Field observations indicate that conjunctive use of ethephon (Ethrel) and NAA (Fruitone-N) can induce early pecan [Carya illinoensis (Wangenh.) C. Koch] shuck (involucre) dehiscence, while greatly reducing undesirable leaflet abscission. Comparisons of the efficacy of 2,4-D and NAA in preventing undesirable leaflet abscission revealed that the comparative molar protective activity of 2,4-D greatly exceeds that of NAA, providing leaflets absolute protection against ethephon-induced abscission, but it was functionally inferior to NAA due to the induction of leaflet necrosis. Single ethephon treatments accelerated shuck dehiscence 3 to 6 weeks for several cultivars.

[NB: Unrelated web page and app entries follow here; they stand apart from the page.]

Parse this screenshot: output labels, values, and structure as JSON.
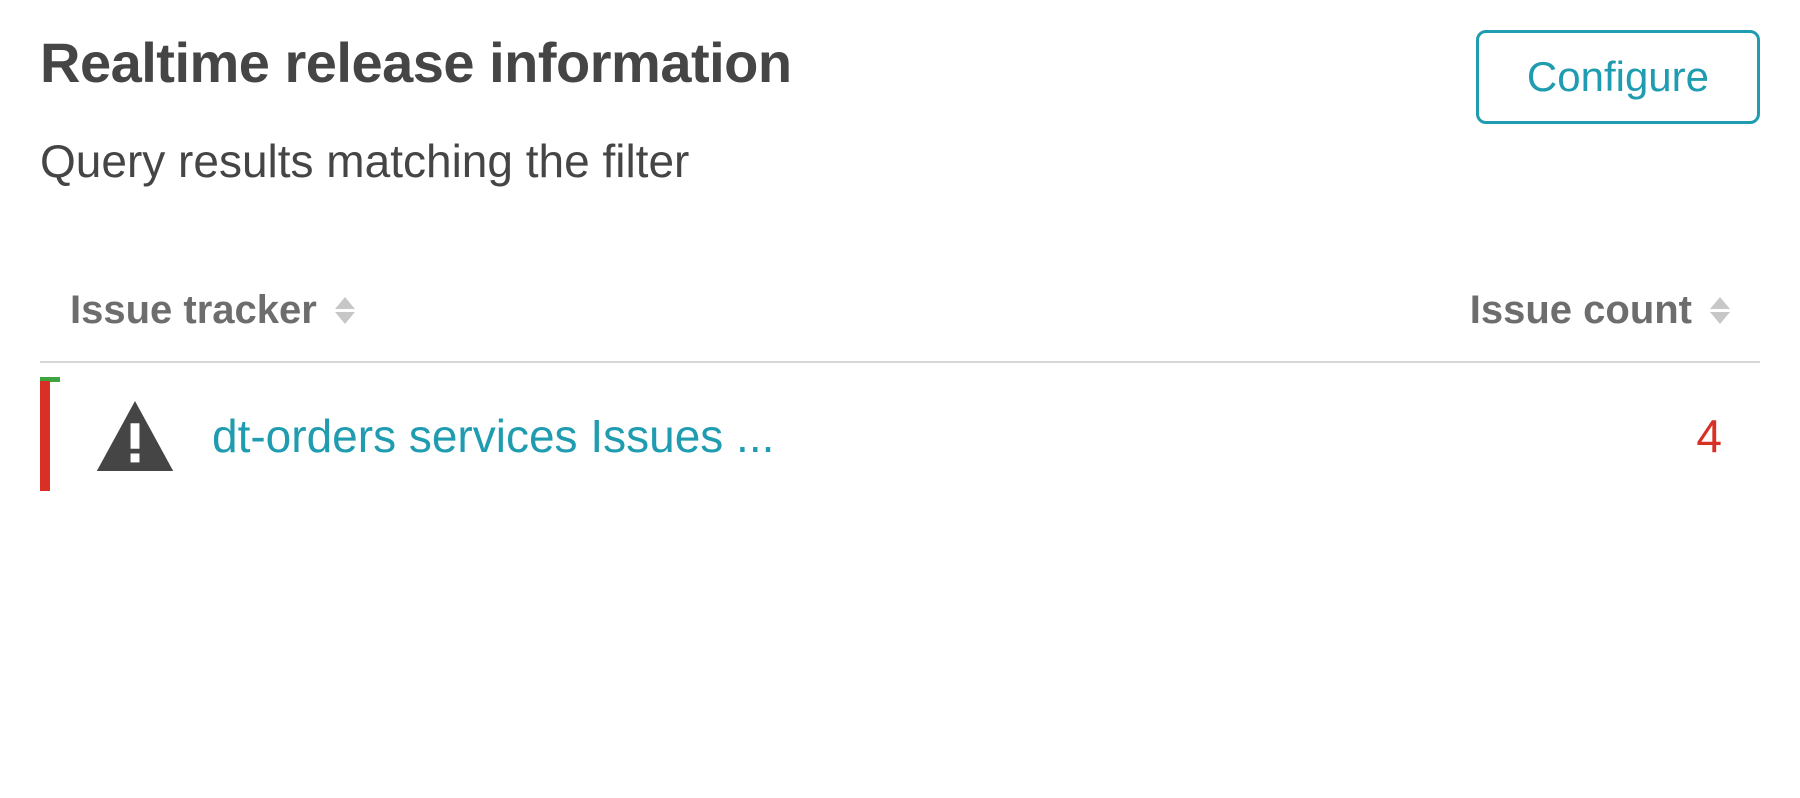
{
  "header": {
    "title": "Realtime release information",
    "subtitle": "Query results matching the filter",
    "configure_label": "Configure"
  },
  "table": {
    "columns": {
      "tracker_label": "Issue tracker",
      "count_label": "Issue count"
    },
    "row": {
      "tracker_name": "dt-orders services Issues ...",
      "issue_count": "4"
    }
  }
}
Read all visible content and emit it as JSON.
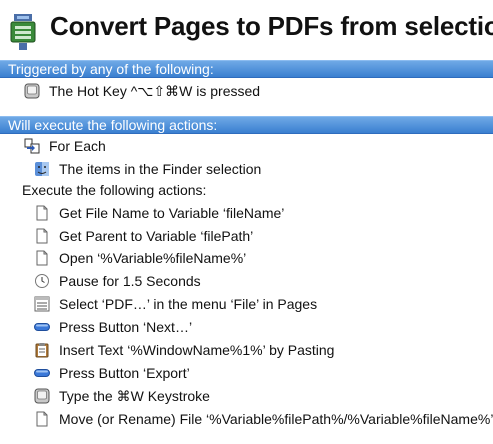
{
  "header": {
    "title": "Convert Pages to PDFs from selection",
    "icon": "macro-icon"
  },
  "triggers": {
    "section_label": "Triggered by any of the following:",
    "items": [
      {
        "label": "The Hot Key ^⌥⇧⌘W is pressed",
        "icon": "keyboard-icon"
      }
    ]
  },
  "actions": {
    "section_label": "Will execute the following actions:",
    "for_each": {
      "label": "For Each",
      "icon": "for-each-icon",
      "collection": {
        "label": "The items in the Finder selection",
        "icon": "finder-icon"
      },
      "execute_label": "Execute the following actions:",
      "steps": [
        {
          "label": "Get File Name to Variable ‘fileName’",
          "icon": "document-icon"
        },
        {
          "label": "Get Parent to Variable ‘filePath’",
          "icon": "document-icon"
        },
        {
          "label": "Open ‘%Variable%fileName%’",
          "icon": "document-icon"
        },
        {
          "label": "Pause for 1.5 Seconds",
          "icon": "clock-icon"
        },
        {
          "label": "Select ‘PDF…’ in the menu ‘File’ in Pages",
          "icon": "menu-icon"
        },
        {
          "label": "Press Button ‘Next…’",
          "icon": "button-icon"
        },
        {
          "label": "Insert Text ‘%WindowName%1%’ by Pasting",
          "icon": "clipboard-icon"
        },
        {
          "label": "Press Button ‘Export’",
          "icon": "button-icon"
        },
        {
          "label": "Type the ⌘W Keystroke",
          "icon": "keyboard-icon"
        },
        {
          "label": "Move (or Rename) File ‘%Variable%filePath%/%Variable%fileName%’",
          "icon": "document-icon"
        }
      ]
    }
  },
  "colors": {
    "section_bar_top": "#6fa9e6",
    "section_bar_bottom": "#3a7fd0",
    "button_icon_blue": "#3a78d8"
  }
}
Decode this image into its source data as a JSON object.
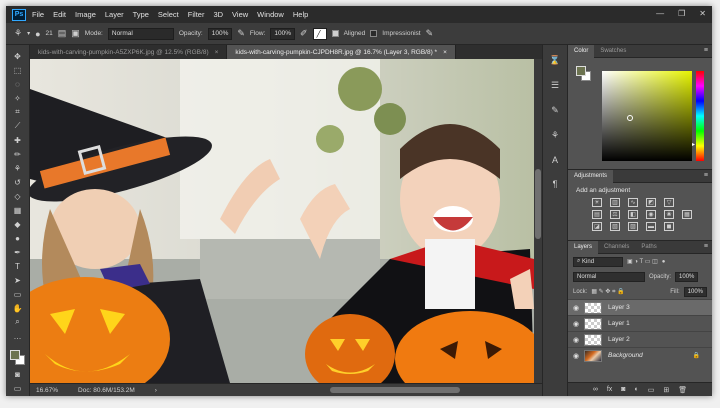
{
  "app": {
    "logo": "Ps"
  },
  "menu": [
    "File",
    "Edit",
    "Image",
    "Layer",
    "Type",
    "Select",
    "Filter",
    "3D",
    "View",
    "Window",
    "Help"
  ],
  "window_controls": [
    "—",
    "❐",
    "✕"
  ],
  "options_bar": {
    "brush_size": "21",
    "mode_label": "Mode:",
    "mode_value": "Normal",
    "opacity_label": "Opacity:",
    "opacity_value": "100%",
    "flow_label": "Flow:",
    "flow_value": "100%",
    "aligned_label": "Aligned",
    "aligned_checked": true,
    "impressionist_label": "Impressionist",
    "impressionist_checked": false
  },
  "document_tabs": [
    {
      "label": "kids-with-carving-pumpkin-A5ZXP6K.jpg @ 12.5% (RGB/8)",
      "active": false,
      "close": "×"
    },
    {
      "label": "kids-with-carving-pumpkin-CJPDH8R.jpg @ 16.7% (Layer 3, RGB/8) *",
      "active": true,
      "close": "×"
    }
  ],
  "status_bar": {
    "zoom": "16.67%",
    "doc": "Doc: 80.6M/153.2M",
    "arrow": "›"
  },
  "panels": {
    "color": {
      "tabs": [
        "Color",
        "Swatches"
      ],
      "menu": "≡",
      "fg_color": "#6c7350",
      "bg_color": "#ffffff"
    },
    "adjustments": {
      "tabs": [
        "Adjustments"
      ],
      "title": "Add an adjustment",
      "menu": "≡"
    },
    "layers": {
      "tabs": [
        "Layers",
        "Channels",
        "Paths"
      ],
      "menu": "≡",
      "filter_label": "Kind",
      "blend_mode": "Normal",
      "opacity_label": "Opacity:",
      "opacity_value": "100%",
      "lock_label": "Lock:",
      "fill_label": "Fill:",
      "fill_value": "100%",
      "items": [
        {
          "name": "Layer 3",
          "selected": true
        },
        {
          "name": "Layer 1",
          "selected": false
        },
        {
          "name": "Layer 2",
          "selected": false
        },
        {
          "name": "Background",
          "selected": false
        }
      ],
      "footer_icons": [
        "link-icon",
        "fx-icon",
        "mask-icon",
        "adjustment-icon",
        "folder-icon",
        "new-layer-icon",
        "trash-icon"
      ]
    }
  },
  "colors": {
    "accent": "#31a8ff",
    "fg": "#6c7350"
  }
}
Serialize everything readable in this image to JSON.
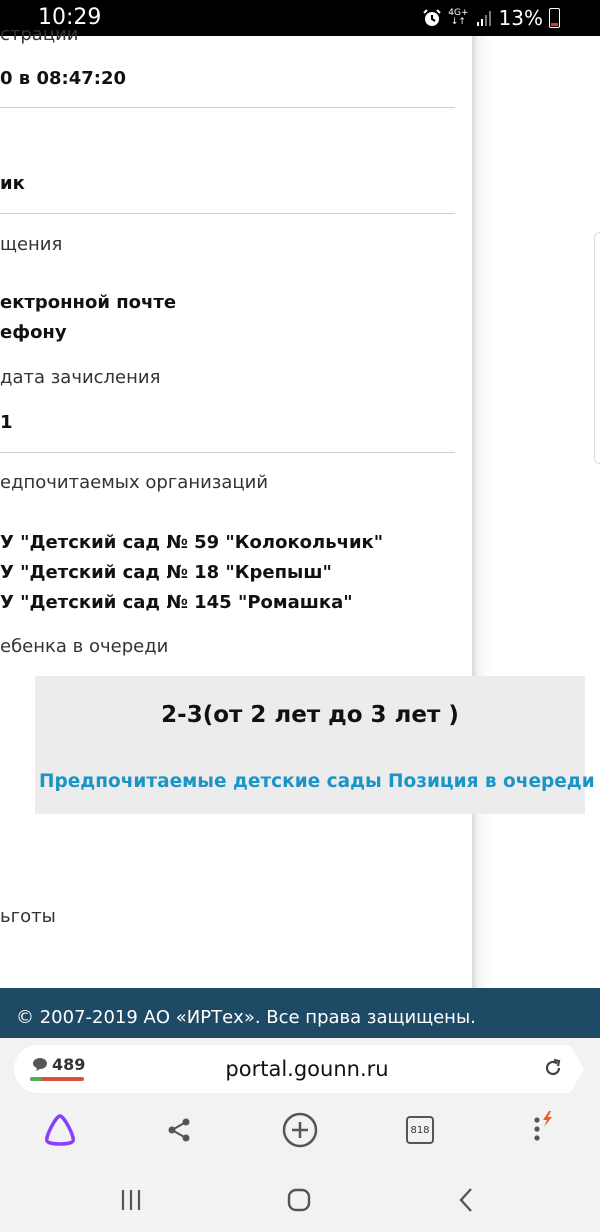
{
  "status_bar": {
    "time": "10:29",
    "network": "4G+",
    "battery": "13%"
  },
  "content": {
    "registration_label": "страции",
    "registration_value": "0 в 08:47:20",
    "row2_value": "ик",
    "notify_label": "щения",
    "notify_value_1": "ектронной почте",
    "notify_value_2": "ефону",
    "enroll_label": "дата зачисления",
    "enroll_value": "1",
    "orgs_label": "едпочитаемых организаций",
    "orgs": [
      "У \"Детский сад № 59 \"Колокольчик\"",
      "У \"Детский сад № 18 \"Крепыш\"",
      "У \"Детский сад № 145 \"Ромашка\""
    ],
    "queue_label": "ебенка в очереди",
    "benefits_label": "ьготы"
  },
  "popup": {
    "title": "2-3(от 2 лет до 3 лет )",
    "link_preferred": "Предпочитаемые детские сады",
    "link_position": "Позиция в очереди"
  },
  "footer": {
    "copyright": "© 2007-2019 АО «ИРТех». Все права защищены."
  },
  "browser": {
    "comments_count": "489",
    "url": "portal.gounn.ru",
    "tabs_count": "818",
    "icons": [
      "alice-icon",
      "share-icon",
      "plus-icon",
      "tabs-icon",
      "menu-icon"
    ]
  },
  "colors": {
    "footer_bg": "#1e4a66",
    "link": "#1b95c6",
    "alice": "#8a3ffc",
    "popup_bg": "#ececec"
  }
}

Treatment of ‘Stuart’ and ‘Moneymaker’ pecan fruit and foliage, several weeks prior to the completion of natural shuck dehiscence, with a NAA-ethephon mixture accelerated shuck dehiscence by 5 and 3 weeks, respectively, without severe leaflet abscission or loss of nut quality. These data indicate possible development of harvest-aid technology for early harvesting of pecan without severe leaflet abscission. Chemical names used: (2-chloroethyl)phosphonic acid (ethephon); (2,4-dichlorophenoxy)acetic acid (2,4-D); and 1-naphthaleneacetic acid (NAA).

Open Access